(Interface dataset entries)
=== Section Start ===

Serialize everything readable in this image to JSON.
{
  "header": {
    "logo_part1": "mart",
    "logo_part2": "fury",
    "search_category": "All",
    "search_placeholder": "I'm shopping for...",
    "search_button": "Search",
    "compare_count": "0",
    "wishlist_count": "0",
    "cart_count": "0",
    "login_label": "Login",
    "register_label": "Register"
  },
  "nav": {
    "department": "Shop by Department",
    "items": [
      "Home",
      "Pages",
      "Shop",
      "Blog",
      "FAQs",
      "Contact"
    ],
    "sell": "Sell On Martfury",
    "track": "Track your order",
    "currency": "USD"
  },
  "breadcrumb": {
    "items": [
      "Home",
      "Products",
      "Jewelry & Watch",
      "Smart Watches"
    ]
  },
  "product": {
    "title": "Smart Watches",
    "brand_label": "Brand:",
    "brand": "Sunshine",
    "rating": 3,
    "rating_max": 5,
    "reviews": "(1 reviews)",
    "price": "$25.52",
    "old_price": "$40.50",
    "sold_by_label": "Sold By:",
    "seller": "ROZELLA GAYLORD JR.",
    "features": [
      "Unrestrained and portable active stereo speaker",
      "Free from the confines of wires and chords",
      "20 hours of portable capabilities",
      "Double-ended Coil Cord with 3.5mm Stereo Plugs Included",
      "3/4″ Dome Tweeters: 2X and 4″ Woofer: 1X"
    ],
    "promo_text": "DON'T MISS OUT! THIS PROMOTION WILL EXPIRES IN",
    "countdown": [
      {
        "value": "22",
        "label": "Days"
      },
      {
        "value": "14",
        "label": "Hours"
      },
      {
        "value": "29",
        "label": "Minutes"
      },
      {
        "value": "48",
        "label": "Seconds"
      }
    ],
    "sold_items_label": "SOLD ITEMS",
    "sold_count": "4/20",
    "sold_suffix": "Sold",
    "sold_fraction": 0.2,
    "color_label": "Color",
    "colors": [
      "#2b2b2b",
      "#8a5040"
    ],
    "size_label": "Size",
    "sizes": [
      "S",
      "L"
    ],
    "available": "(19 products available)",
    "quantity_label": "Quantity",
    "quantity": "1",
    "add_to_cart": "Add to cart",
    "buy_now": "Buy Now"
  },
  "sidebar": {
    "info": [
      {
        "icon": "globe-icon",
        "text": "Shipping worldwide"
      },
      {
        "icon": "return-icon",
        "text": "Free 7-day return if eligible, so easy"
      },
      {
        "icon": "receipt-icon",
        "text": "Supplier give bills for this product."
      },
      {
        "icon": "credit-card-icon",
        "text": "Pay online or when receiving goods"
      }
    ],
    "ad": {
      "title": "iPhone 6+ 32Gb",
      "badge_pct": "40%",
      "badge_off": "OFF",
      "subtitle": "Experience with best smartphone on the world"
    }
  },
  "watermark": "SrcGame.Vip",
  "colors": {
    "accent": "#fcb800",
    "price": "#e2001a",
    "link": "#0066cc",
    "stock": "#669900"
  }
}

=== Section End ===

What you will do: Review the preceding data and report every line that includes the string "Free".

Response to this exercise:
      "Free from the confines of wires and chords",
        "text": "Free 7-day return if eligible, so easy"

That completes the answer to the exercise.